■ INSTRUCTIONS TO FOLLOW
How many lines of the data contain "type"? Reply with the number alone.

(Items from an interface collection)
Start of Block

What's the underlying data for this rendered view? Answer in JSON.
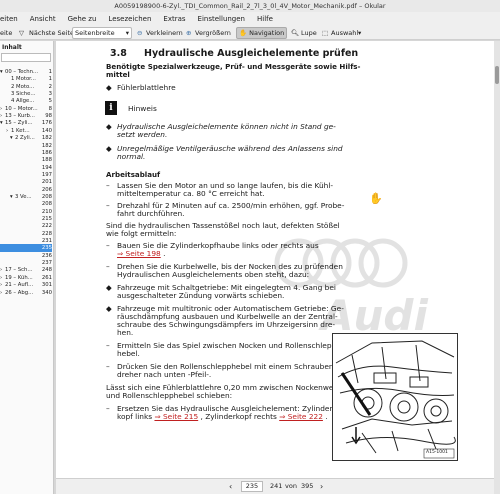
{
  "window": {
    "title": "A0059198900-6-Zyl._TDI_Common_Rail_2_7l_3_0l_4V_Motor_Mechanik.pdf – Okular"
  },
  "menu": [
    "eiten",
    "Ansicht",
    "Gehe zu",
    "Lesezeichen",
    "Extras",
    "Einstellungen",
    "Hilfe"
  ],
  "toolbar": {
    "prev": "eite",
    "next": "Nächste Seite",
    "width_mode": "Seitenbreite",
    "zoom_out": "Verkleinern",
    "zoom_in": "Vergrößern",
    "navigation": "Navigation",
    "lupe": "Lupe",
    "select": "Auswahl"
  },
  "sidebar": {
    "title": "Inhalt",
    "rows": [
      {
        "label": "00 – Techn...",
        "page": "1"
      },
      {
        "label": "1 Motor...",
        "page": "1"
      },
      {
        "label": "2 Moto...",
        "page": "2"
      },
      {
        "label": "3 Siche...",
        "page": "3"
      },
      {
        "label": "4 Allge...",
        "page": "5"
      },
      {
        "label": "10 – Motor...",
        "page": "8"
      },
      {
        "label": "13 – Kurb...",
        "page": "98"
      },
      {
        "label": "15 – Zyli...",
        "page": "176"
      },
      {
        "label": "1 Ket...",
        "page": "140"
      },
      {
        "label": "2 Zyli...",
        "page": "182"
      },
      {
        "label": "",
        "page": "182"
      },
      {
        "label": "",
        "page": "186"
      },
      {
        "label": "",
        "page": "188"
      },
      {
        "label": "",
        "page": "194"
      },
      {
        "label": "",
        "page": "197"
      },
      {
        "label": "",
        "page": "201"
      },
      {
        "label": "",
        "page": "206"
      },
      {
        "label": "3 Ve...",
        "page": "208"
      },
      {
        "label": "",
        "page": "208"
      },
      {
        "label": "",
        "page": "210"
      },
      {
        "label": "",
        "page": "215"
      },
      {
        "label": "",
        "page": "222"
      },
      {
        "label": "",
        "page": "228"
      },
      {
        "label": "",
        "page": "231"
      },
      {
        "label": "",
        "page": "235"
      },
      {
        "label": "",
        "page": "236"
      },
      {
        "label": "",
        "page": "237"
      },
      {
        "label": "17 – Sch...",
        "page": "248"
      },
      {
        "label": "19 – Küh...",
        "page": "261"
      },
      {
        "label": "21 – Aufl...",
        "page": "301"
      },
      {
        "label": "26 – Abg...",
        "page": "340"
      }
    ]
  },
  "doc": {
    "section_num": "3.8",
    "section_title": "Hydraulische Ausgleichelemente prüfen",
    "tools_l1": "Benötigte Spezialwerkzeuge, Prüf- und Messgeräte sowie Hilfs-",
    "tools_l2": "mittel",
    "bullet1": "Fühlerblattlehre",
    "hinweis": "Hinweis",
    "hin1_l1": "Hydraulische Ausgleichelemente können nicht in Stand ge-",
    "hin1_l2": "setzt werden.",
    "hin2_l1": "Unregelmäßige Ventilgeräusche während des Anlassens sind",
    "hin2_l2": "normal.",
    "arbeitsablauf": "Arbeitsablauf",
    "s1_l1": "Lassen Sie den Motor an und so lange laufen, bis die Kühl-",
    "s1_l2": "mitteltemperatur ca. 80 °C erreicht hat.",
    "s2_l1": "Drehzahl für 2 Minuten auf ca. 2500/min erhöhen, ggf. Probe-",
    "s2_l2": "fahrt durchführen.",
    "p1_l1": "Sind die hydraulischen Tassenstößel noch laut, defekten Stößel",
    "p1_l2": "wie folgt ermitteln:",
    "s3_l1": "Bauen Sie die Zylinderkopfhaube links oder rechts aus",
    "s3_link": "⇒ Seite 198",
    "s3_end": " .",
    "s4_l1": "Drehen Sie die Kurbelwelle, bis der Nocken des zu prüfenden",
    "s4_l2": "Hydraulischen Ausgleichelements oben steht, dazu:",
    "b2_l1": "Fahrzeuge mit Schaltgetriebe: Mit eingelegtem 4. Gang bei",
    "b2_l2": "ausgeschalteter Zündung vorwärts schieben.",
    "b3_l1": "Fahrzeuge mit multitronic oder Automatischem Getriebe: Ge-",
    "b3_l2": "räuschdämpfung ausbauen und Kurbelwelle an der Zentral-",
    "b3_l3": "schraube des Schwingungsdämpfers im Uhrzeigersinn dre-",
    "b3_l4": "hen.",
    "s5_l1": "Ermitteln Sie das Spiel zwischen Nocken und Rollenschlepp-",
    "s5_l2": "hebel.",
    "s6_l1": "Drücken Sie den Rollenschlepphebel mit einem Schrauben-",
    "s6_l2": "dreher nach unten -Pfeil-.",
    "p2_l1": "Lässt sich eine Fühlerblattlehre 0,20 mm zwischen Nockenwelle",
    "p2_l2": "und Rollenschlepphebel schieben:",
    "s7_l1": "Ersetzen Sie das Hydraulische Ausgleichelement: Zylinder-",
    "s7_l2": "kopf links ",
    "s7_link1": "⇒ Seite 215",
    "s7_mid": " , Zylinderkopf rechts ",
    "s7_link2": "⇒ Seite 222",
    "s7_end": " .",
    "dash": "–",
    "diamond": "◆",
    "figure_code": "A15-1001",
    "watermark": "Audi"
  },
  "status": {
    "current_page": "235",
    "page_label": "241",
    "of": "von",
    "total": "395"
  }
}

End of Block
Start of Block

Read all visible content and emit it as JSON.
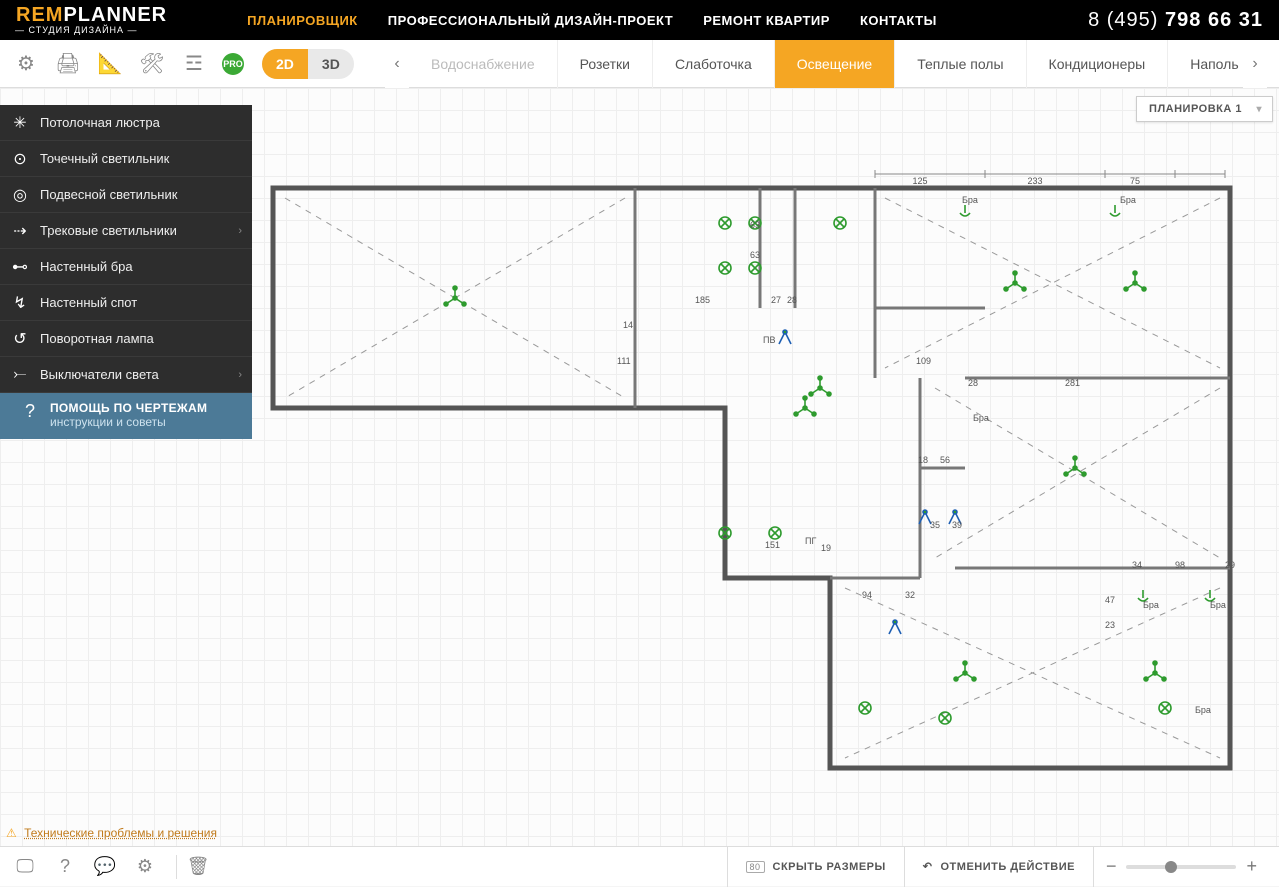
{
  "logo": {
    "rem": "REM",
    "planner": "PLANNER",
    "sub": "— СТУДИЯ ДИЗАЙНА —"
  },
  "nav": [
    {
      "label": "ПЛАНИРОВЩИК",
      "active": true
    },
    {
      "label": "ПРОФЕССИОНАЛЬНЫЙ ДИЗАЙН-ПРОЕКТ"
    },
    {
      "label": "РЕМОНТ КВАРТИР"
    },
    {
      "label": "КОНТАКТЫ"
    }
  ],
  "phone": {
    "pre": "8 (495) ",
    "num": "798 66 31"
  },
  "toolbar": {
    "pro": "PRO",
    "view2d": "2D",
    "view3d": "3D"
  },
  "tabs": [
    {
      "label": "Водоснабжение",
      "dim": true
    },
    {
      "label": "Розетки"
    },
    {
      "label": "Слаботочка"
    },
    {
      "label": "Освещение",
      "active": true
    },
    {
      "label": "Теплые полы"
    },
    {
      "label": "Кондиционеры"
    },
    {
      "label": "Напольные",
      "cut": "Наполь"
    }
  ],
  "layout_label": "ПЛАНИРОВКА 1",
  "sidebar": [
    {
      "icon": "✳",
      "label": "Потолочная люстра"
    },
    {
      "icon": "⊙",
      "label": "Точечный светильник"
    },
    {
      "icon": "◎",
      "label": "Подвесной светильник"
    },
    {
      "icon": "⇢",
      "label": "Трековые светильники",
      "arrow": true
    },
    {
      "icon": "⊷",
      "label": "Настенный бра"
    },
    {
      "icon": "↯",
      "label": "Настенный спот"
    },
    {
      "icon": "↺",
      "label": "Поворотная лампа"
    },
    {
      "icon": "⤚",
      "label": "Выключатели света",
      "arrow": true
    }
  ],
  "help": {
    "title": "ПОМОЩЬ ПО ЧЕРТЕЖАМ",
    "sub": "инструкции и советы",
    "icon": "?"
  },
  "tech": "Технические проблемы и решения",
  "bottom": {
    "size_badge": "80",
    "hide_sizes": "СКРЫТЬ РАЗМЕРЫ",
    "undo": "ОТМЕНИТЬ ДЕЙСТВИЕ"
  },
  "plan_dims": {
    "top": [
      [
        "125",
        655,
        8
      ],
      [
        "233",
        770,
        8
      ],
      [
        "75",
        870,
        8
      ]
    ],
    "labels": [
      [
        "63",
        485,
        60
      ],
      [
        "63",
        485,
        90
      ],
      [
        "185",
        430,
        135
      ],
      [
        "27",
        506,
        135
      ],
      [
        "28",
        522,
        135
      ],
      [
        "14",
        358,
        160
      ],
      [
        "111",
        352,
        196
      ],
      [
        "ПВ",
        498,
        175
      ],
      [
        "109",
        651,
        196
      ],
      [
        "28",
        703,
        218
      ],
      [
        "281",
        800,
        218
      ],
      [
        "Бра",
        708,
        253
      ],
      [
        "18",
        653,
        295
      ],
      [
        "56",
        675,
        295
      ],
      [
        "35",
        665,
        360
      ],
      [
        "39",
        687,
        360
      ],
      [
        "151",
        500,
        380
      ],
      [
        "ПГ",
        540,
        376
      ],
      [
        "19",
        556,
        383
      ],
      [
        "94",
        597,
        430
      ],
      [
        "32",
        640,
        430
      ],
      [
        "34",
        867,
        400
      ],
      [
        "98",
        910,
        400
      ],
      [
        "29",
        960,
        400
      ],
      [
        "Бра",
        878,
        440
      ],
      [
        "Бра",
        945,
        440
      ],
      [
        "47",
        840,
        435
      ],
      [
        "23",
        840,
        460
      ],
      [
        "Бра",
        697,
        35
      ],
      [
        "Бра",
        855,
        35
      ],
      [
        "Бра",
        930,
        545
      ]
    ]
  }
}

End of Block
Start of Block

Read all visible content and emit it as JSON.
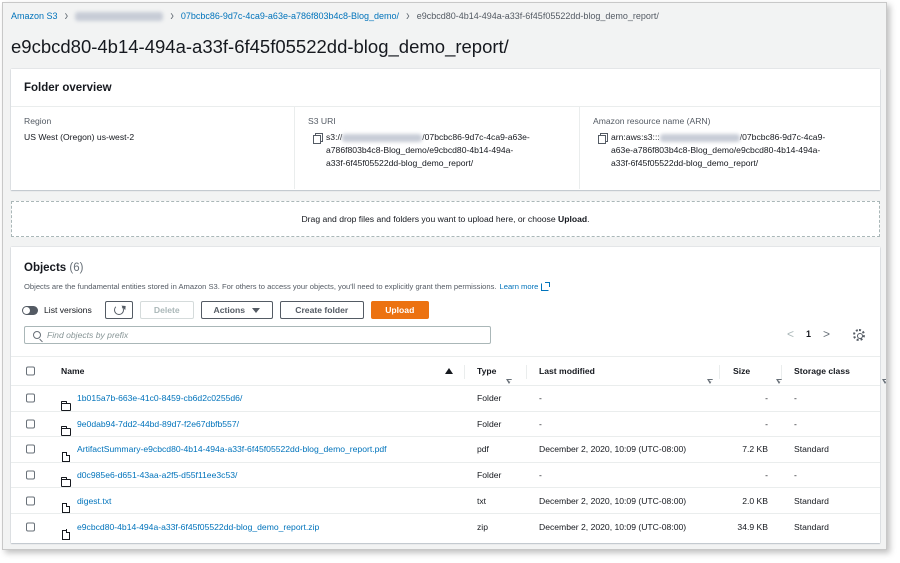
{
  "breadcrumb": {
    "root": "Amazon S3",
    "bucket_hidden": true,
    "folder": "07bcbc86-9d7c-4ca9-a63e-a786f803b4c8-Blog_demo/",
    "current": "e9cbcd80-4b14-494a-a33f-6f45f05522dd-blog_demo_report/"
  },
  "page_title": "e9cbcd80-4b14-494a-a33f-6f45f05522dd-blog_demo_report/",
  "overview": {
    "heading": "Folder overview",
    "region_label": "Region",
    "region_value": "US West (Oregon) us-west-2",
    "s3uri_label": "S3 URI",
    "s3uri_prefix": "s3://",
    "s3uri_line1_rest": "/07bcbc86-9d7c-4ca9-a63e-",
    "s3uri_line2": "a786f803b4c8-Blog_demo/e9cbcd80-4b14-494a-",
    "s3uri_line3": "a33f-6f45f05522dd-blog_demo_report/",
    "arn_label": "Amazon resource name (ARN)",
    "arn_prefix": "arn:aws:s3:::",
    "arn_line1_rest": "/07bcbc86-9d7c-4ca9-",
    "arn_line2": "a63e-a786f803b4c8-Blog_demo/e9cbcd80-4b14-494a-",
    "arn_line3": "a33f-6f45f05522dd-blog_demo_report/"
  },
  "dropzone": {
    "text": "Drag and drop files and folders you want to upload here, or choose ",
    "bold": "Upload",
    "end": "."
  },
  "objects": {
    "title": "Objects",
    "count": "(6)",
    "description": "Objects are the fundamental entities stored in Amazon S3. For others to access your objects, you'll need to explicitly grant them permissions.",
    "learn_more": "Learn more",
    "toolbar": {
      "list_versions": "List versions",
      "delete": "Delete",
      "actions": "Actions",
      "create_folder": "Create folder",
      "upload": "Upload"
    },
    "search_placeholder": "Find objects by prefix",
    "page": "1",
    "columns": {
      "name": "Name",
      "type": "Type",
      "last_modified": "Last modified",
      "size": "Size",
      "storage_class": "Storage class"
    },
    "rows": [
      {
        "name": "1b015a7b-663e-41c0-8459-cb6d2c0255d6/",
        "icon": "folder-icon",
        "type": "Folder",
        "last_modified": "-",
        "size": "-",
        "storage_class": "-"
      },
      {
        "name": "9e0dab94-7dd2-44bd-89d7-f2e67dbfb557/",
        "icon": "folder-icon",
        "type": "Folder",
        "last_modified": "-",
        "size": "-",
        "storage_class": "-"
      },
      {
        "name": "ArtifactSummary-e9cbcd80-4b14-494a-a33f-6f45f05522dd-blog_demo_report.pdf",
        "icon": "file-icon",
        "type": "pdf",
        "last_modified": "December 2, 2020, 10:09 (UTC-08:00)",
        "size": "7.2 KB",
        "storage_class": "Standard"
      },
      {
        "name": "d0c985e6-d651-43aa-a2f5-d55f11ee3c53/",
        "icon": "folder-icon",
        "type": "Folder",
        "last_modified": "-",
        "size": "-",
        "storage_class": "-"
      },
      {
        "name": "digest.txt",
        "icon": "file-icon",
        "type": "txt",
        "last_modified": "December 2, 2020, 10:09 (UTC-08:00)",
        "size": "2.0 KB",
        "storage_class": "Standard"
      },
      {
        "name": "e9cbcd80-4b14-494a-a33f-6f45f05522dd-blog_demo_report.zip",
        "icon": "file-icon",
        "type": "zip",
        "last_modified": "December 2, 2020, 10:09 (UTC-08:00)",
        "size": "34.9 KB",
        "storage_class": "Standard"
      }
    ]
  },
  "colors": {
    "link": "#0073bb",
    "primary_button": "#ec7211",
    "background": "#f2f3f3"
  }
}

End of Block

■ ANSWER SPACE
7